  • And yum! It is amazing. It is bliss.

On to writing!

I started a book five years ago that was dubbed The Glorious In-Between, a book about an asexual character (Shailene) who forms a fast friendship with another asexual character (Sean). They had a kind of squish (an aromatic crush) relationship going on. However, the problem with TGIB is that a lot of stuff was happening with my main character, but she wasn’t doing anything herself to progress the story. In fact, it was the secondary character, Sean, doing all of the progressing. Now after a few recent beta reads, I’ve renamed the novel Panic Switch and have given Shailene panic disorder because upon doing research, I don’t think there are really any YA books at all that touch upon panic disorder (if I am wrong, point some out to me because I would LOVE LOVE LOVE to read them). Sure there are books on anxiety, but generalized anxiety disorder and panic disorder are not the same thing. I have been struggling with anxiety and panic attacks myself recently and am currently working on them with my doctor.

So I am re-writing this entire novel where it now centers around Shailene having to cope with this new panic disorder diagnosis while also trying to find closure for her recently deceased twin sister Annabelle who committed suicide. While the scenes are very much the same, the plot is completely different, and I think this time around–I hope–Shailene has much more control of the plot than Sean will.

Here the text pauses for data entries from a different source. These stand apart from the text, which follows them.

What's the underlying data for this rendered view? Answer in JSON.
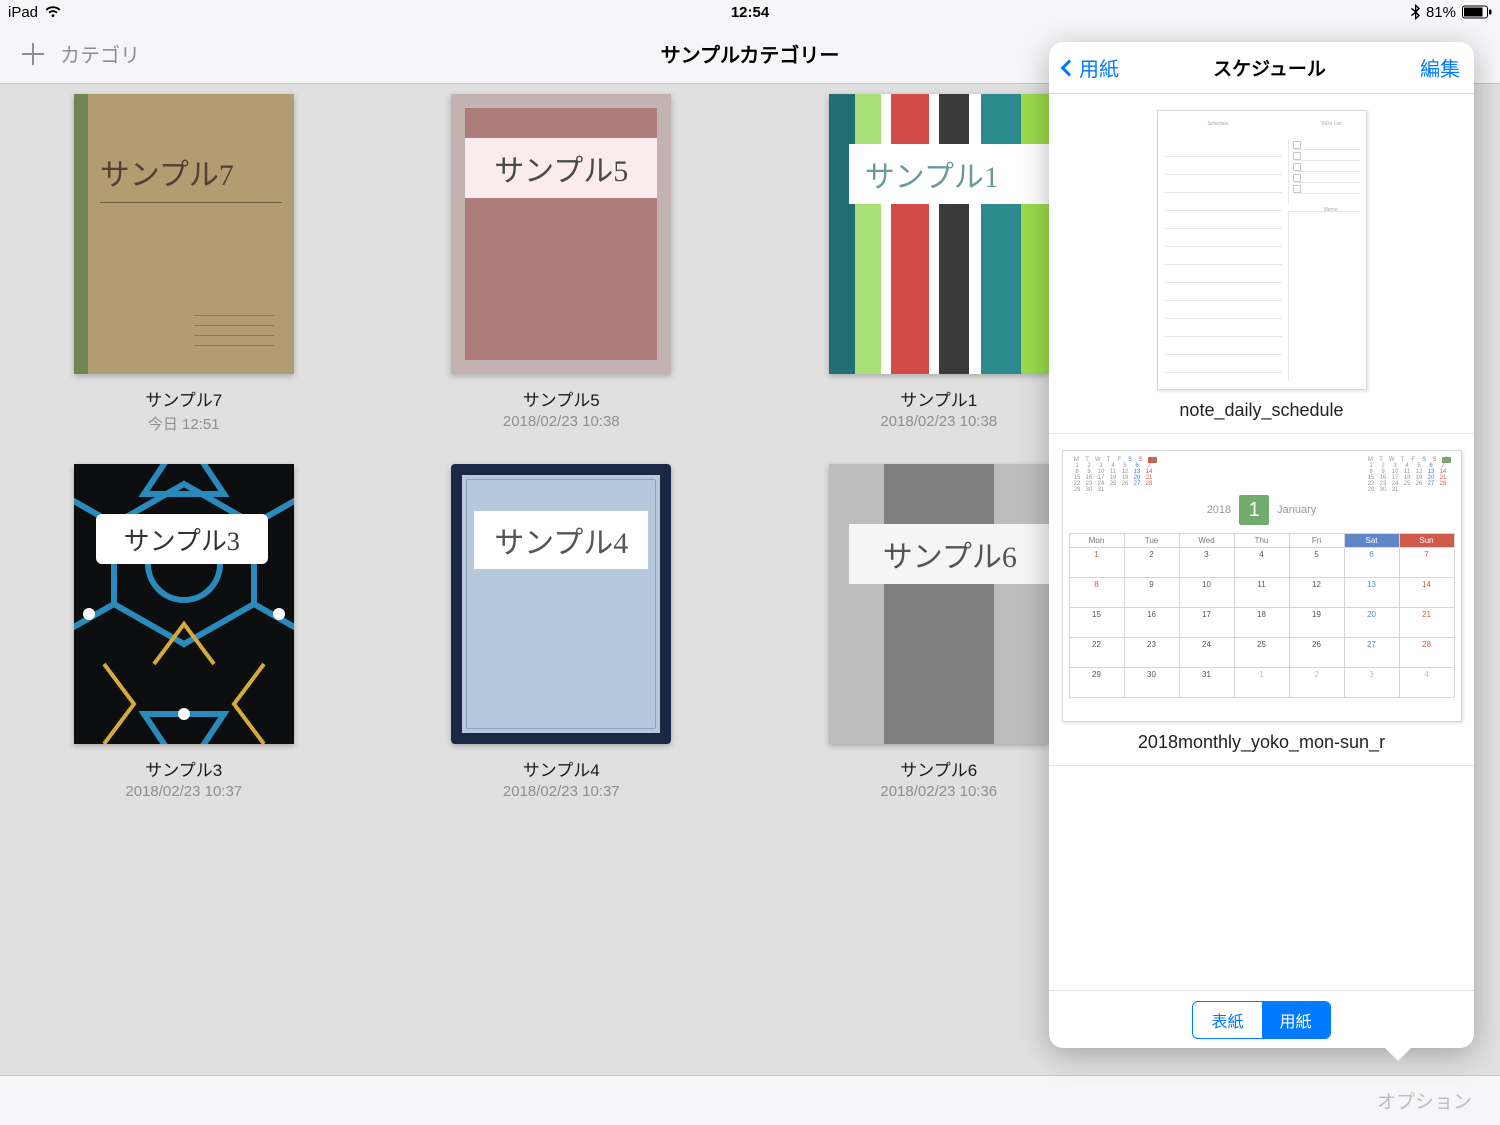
{
  "status": {
    "device": "iPad",
    "time": "12:54",
    "battery": "81%"
  },
  "nav": {
    "category_btn": "カテゴリ",
    "title": "サンプルカテゴリー"
  },
  "bottom": {
    "option": "オプション"
  },
  "notes": [
    {
      "title": "サンプル7",
      "date": "今日 12:51",
      "cover_text": "サンプル7"
    },
    {
      "title": "サンプル5",
      "date": "2018/02/23 10:38",
      "cover_text": "サンプル5"
    },
    {
      "title": "サンプル1",
      "date": "2018/02/23 10:38",
      "cover_text": "サンプル1"
    },
    {
      "title": "サンプル3",
      "date": "2018/02/23 10:37",
      "cover_text": "サンプル3"
    },
    {
      "title": "サンプル4",
      "date": "2018/02/23 10:37",
      "cover_text": "サンプル4"
    },
    {
      "title": "サンプル6",
      "date": "2018/02/23 10:36",
      "cover_text": "サンプル6"
    }
  ],
  "popover": {
    "back": "用紙",
    "title": "スケジュール",
    "edit": "編集",
    "templates": [
      {
        "name": "note_daily_schedule"
      },
      {
        "name": "2018monthly_yoko_mon-sun_r"
      }
    ],
    "daily_labels": {
      "schedule": "Schedule",
      "todo": "ToDo List",
      "memo": "Memo"
    },
    "monthly": {
      "year": "2018",
      "month_num": "1",
      "month_name": "January",
      "weekdays": [
        "Mon",
        "Tue",
        "Wed",
        "Thu",
        "Fri",
        "Sat",
        "Sun"
      ],
      "mini_weekdays": [
        "M",
        "T",
        "W",
        "T",
        "F",
        "S",
        "S"
      ],
      "prev_month": "12",
      "next_month": "2",
      "rows": [
        [
          {
            "d": "1",
            "c": "hol"
          },
          {
            "d": "2"
          },
          {
            "d": "3"
          },
          {
            "d": "4"
          },
          {
            "d": "5"
          },
          {
            "d": "6",
            "c": "sat"
          },
          {
            "d": "7",
            "c": "sun"
          }
        ],
        [
          {
            "d": "8",
            "c": "hol"
          },
          {
            "d": "9"
          },
          {
            "d": "10"
          },
          {
            "d": "11"
          },
          {
            "d": "12"
          },
          {
            "d": "13",
            "c": "sat"
          },
          {
            "d": "14",
            "c": "sun"
          }
        ],
        [
          {
            "d": "15"
          },
          {
            "d": "16"
          },
          {
            "d": "17"
          },
          {
            "d": "18"
          },
          {
            "d": "19"
          },
          {
            "d": "20",
            "c": "sat"
          },
          {
            "d": "21",
            "c": "sun"
          }
        ],
        [
          {
            "d": "22"
          },
          {
            "d": "23"
          },
          {
            "d": "24"
          },
          {
            "d": "25"
          },
          {
            "d": "26"
          },
          {
            "d": "27",
            "c": "sat"
          },
          {
            "d": "28",
            "c": "sun"
          }
        ],
        [
          {
            "d": "29"
          },
          {
            "d": "30"
          },
          {
            "d": "31"
          },
          {
            "d": "1",
            "c": "pm"
          },
          {
            "d": "2",
            "c": "pm"
          },
          {
            "d": "3",
            "c": "pm"
          },
          {
            "d": "4",
            "c": "pm"
          }
        ]
      ]
    },
    "segments": {
      "cover": "表紙",
      "paper": "用紙"
    }
  }
}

Now on to All Stars Align. I will admit I am being slow with this one, but I am at least writing it. It is happening. It may not be submitted by the end of this summer (more like the end of this year), but I’m taking my time because I’ve noticed I have partial burnout with this trilogy–I have discovered I am simply not a series writer. Two books and that’s it. That’s why I want to take my time because I don’t want to short readers by getting out a subpar story all for the sake of finishing it before I start physical therapy school.

I also have a little surprise I want to unveil in the future, but first my books (When Stars Die and The Stars Are Infinite) will have to get fixed on Amazon first because the e-books still aren’t up and now the paperbacks supposedly only have a few in stock or are entirely unavailable. Apparently this has been a common complaint amongst the indie community. You can get them on Barnes and Noble though.